Glossophobia, or a slightly milder form thereof, is a fear of public speaking and is believed to effect up to 75% of the world’s population (Black, 2018). For some the fear is akin to what is described above, for others, it may mean a familiar twinge of anxiety when addressing a group that leaves you feeling a tad breathless and unsettled.

Whatever the extent of the anxiety that you experience when presenting to a group of people, there are a number of practical tips and tricks that can better prepare us for ground-breaking speaking events:

 

  1. Start with the unexpected – but know it well!

Within the first ten to twenty seconds of a speech, the audience will evaluate your credibility and their interest in what you have to say. The first tip is to start with the unexpected. A quote, a funny quip, a personal story… Something that the audience will remember and that immediately creates a good and lasting impression… But, know it well. Rehearse it until you are confident in delivering the introduction.

If you nail the introduction and receive a positive reaction from the audience, you will feel that much more confident in delivering the rest of your speech.

 

    1. Make use of questions throughout

Check in with your audience regularly by making use of questions throughout the presentation. These may be:

      1. Rhetorical – where you don’t expect a response
      2. Hook questions – where you ask a question and answer it yourself during the course of your speech
      3. Questions where a response from the audience is required this is where it is important to stay the course and wait for a response. So often, we are anxious that no one will respond so we rush forward without allowing the audience time to process what we have asked
      4. Tie downs genius two-word questions that can be added to the end of some of your sentences that sub-consciously encourage buy-in and agreement from the audience… won’t they, shouldn’t they, can’t they, shouldn’t it?

 

  1. Use humour and personal stories

Relatable humour is always effective in maintaining your audience’s attention and establishing an emotional connection with them. It should be appropriate for the audience (NB insert here – research your audience well beforehand) and related to the topic at hand. A good way to incorporate humour is by telling a short 15-30 second personal story.
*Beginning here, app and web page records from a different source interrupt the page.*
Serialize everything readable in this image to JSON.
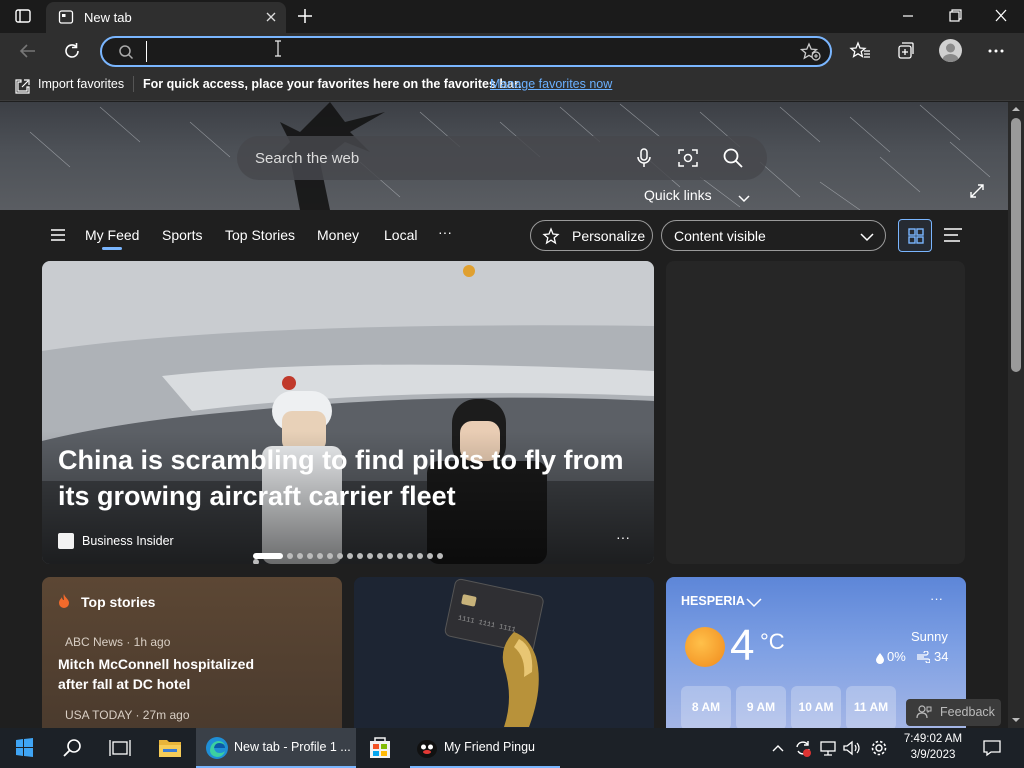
{
  "browser": {
    "tab_title": "New tab",
    "address_value": ""
  },
  "favorites_bar": {
    "import_label": "Import favorites",
    "message": "For quick access, place your favorites here on the favorites bar.",
    "manage_link": "Manage favorites now"
  },
  "hero": {
    "search_placeholder": "Search the web",
    "quick_links": "Quick links"
  },
  "feed_nav": {
    "items": [
      "My Feed",
      "Sports",
      "Top Stories",
      "Money",
      "Local"
    ],
    "more": "···",
    "personalize": "Personalize",
    "content_visible": "Content visible"
  },
  "headline": {
    "title": "China is scrambling to find pilots to fly from its growing aircraft carrier fleet",
    "source": "Business Insider",
    "more": "···",
    "carousel_count": 18,
    "carousel_active": 0
  },
  "top_stories": {
    "heading": "Top stories",
    "items": [
      {
        "meta": "ABC News · 1h ago",
        "title": "Mitch McConnell hospitalized after fall at DC hotel"
      },
      {
        "meta": "USA TODAY · 27m ago"
      }
    ]
  },
  "weather": {
    "location": "HESPERIA",
    "temp": "4",
    "unit": "°C",
    "condition": "Sunny",
    "precip": "0%",
    "wind": "34",
    "more": "···",
    "hours": [
      "8 AM",
      "9 AM",
      "10 AM",
      "11 AM"
    ]
  },
  "feedback": "Feedback",
  "taskbar": {
    "edge_label": "New tab - Profile 1 ...",
    "pingu_label": "My Friend Pingu",
    "time": "7:49:02 AM",
    "date": "3/9/2023"
  },
  "colors": {
    "accent": "#7ab6ff",
    "link": "#6ab0ff",
    "sun": "#f7a23b"
  }
}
We are hard wired as human beings to enjoy listening to stories!

By telling a short story, you reveal a bit about yourself to the audience and interestingly, people look for some vulnerability in presenters. It makes them more relatable and ‘human’.

 

  1. KISS

Not in the literal sense, but Keep It Short and Simple. Every point that you mention in your speech should lead towards the objective of your presentation. Decide beforehand what the objective is – what do you want the audience to do, feel, think upon conclusion of your talk? Be brave enough to remove any content from your speech that does not support your objective. A general tip is to stick to three main points.

 

  1. Always move from the known to the unknown
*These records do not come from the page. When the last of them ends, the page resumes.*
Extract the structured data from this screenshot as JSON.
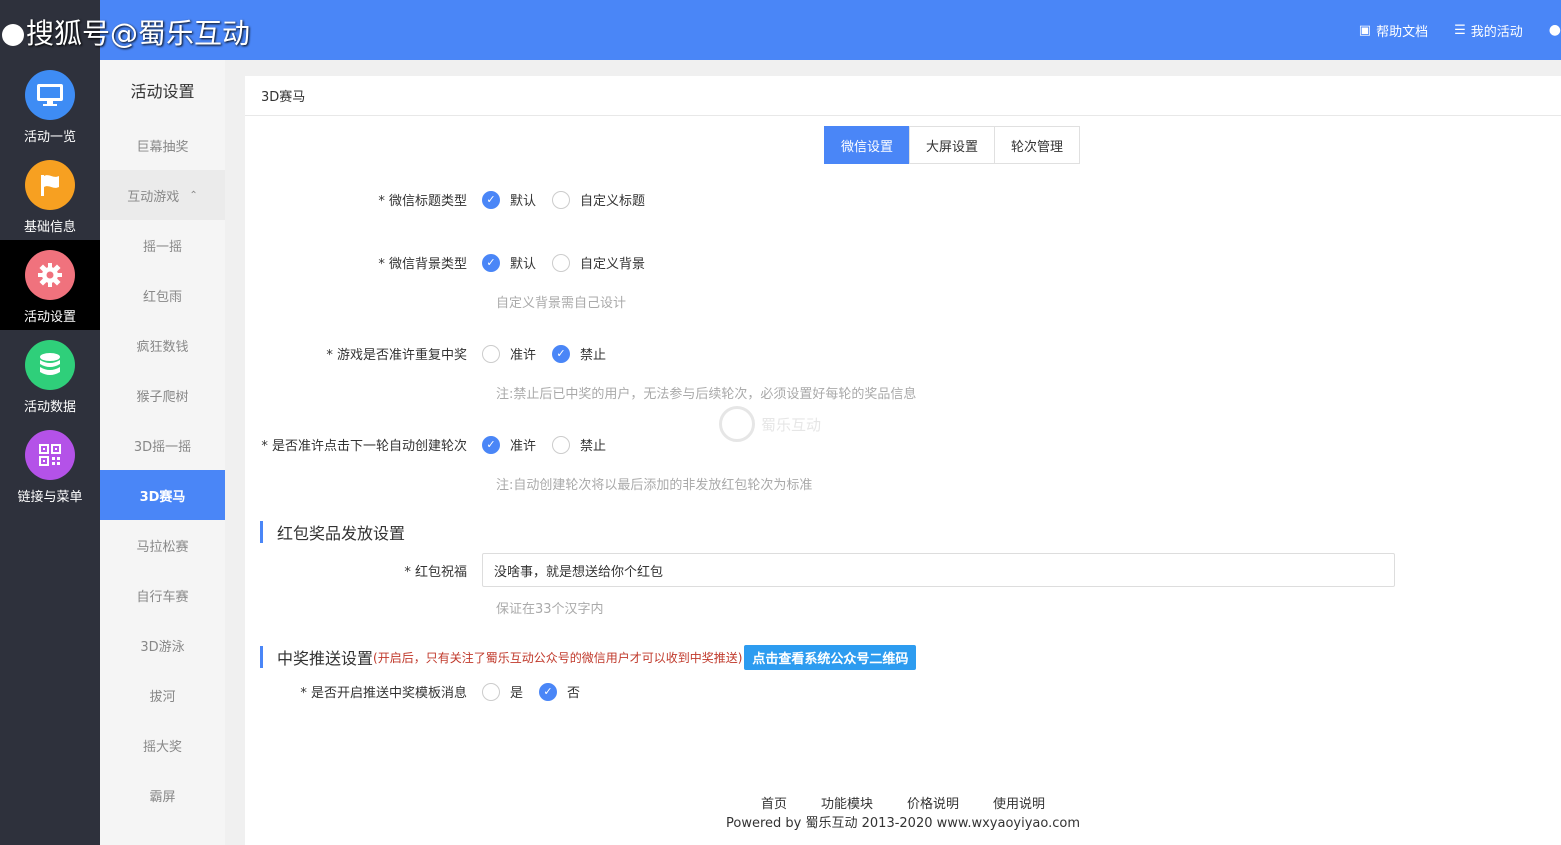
{
  "watermark": "搜狐号@蜀乐互动",
  "top": {
    "help": "帮助文档",
    "my_activity": "我的活动"
  },
  "nav": [
    {
      "label": "活动一览",
      "icon": "monitor-icon",
      "color": "#3e8cf4"
    },
    {
      "label": "基础信息",
      "icon": "flag-icon",
      "color": "#f7a021"
    },
    {
      "label": "活动设置",
      "icon": "gear-icon",
      "color": "#f0727d"
    },
    {
      "label": "活动数据",
      "icon": "database-icon",
      "color": "#2fcf7a"
    },
    {
      "label": "链接与菜单",
      "icon": "qrcode-icon",
      "color": "#b452e8"
    }
  ],
  "subnav": {
    "title": "活动设置",
    "items": [
      "巨幕抽奖",
      "互动游戏",
      "摇一摇",
      "红包雨",
      "疯狂数钱",
      "猴子爬树",
      "3D摇一摇",
      "3D赛马",
      "马拉松赛",
      "自行车赛",
      "3D游泳",
      "拔河",
      "摇大奖",
      "霸屏"
    ]
  },
  "panel": {
    "title": "3D赛马",
    "tabs": [
      "微信设置",
      "大屏设置",
      "轮次管理"
    ],
    "wechat_title_type": {
      "label": "* 微信标题类型",
      "options": [
        "默认",
        "自定义标题"
      ]
    },
    "wechat_bg_type": {
      "label": "* 微信背景类型",
      "options": [
        "默认",
        "自定义背景"
      ],
      "hint": "自定义背景需自己设计"
    },
    "repeat_win": {
      "label": "* 游戏是否准许重复中奖",
      "options": [
        "准许",
        "禁止"
      ],
      "hint": "注:禁止后已中奖的用户，无法参与后续轮次，必须设置好每轮的奖品信息"
    },
    "auto_round": {
      "label": "* 是否准许点击下一轮自动创建轮次",
      "options": [
        "准许",
        "禁止"
      ],
      "hint": "注:自动创建轮次将以最后添加的非发放红包轮次为标准"
    },
    "redpack_section": "红包奖品发放设置",
    "blessing": {
      "label": "* 红包祝福",
      "value": "没啥事，就是想送给你个红包",
      "hint": "保证在33个汉字内"
    },
    "push_section": "中奖推送设置",
    "push_note": "(开启后，只有关注了蜀乐互动公众号的微信用户才可以收到中奖推送)",
    "qr_button": "点击查看系统公众号二维码",
    "push_template": {
      "label": "* 是否开启推送中奖模板消息",
      "options": [
        "是",
        "否"
      ]
    },
    "center_watermark": "蜀乐互动"
  },
  "footer": {
    "links": [
      "首页",
      "功能模块",
      "价格说明",
      "使用说明"
    ],
    "copyright": "Powered by 蜀乐互动 2013-2020 www.wxyaoyiyao.com"
  }
}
This is how people learn best. Start off with information that they are familiar with and work your way through to new concepts and ideas.

 

  1. End with a bang
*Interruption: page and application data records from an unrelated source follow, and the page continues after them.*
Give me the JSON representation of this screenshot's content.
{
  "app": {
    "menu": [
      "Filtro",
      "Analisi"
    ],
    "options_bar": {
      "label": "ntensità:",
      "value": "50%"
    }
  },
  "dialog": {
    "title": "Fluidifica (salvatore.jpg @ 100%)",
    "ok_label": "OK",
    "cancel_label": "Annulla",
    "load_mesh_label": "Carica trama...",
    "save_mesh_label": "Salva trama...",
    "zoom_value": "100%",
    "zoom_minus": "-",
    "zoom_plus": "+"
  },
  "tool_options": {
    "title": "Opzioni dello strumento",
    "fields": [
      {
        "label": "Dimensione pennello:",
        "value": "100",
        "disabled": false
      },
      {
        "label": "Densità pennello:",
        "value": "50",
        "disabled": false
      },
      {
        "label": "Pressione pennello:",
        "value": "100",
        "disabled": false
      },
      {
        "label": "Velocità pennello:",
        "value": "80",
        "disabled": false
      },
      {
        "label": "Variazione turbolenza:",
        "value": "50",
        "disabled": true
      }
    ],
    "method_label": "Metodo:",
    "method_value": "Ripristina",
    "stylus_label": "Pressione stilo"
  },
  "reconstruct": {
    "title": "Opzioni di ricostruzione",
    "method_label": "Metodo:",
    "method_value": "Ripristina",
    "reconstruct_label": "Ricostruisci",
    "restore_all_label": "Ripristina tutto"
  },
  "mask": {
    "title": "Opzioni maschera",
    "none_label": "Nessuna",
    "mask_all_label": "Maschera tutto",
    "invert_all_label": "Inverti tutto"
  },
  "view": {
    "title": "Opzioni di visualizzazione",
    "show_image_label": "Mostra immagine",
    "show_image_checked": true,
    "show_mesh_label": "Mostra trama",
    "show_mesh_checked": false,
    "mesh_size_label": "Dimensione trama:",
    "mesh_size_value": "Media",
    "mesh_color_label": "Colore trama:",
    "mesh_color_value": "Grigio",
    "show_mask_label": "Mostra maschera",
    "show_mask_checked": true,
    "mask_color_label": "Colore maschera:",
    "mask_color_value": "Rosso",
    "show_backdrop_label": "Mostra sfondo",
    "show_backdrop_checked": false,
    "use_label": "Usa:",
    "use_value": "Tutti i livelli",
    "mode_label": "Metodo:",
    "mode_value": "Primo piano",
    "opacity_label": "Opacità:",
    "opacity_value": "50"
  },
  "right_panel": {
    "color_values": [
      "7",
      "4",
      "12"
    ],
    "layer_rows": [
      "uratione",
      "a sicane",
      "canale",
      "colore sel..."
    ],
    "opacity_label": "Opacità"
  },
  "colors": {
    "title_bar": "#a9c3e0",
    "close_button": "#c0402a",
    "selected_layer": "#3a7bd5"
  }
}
End the way you started, with a bang! Something unexpected that sums up your message for a lasting impression.

These tips, along with keeping a glass of water at hand (note the glass and not a closed bottle of water – fumbling with the lid is likely to make you feel more anxious), smiling during your presentation (smiling is contagious and triggers the release of happy hormones in others), maintaining eye contact (being sure to include the entire audience and not to hyper-focus on a particular group) and varying your intensity, pitch and the intonation of your voice (recording yourself speak is a good way to practice this J) will go a long way in helping you deliver an effective speech.

And remember, delivering an effective presentation does not necessarily mean the absence of nerves but succeeding in your objective in spite of them.

 

We endeavour to keep you actively engaged throughout our presentations to you! If you are looking for a cutting edge, professional design firm that can deliver your project from concept design right through to the placement of furniture in your new office – look no further! Call Paragon Interiors on 011 706 5123 today!

 

Resources
Black, R. (2018). Glossophobia (Fear of Public Speaking): Are You Glossophobic. Retrieved from https://www.psycom.net/glossophobia-fear-of-public-speaking
Kim, L. (2018). 20 Ways to Improve Your Presentation Skills. Retrieved from https://www.wordstream.com/blog/ws/2014/11/19/how-to-improve-presentation-skills
Robinson, M. (2016). Presentation Skills – How to Keep Your Audience’s Attention. Retrieved from https://www.youtube.com/watch?v=jORl4e8pBiI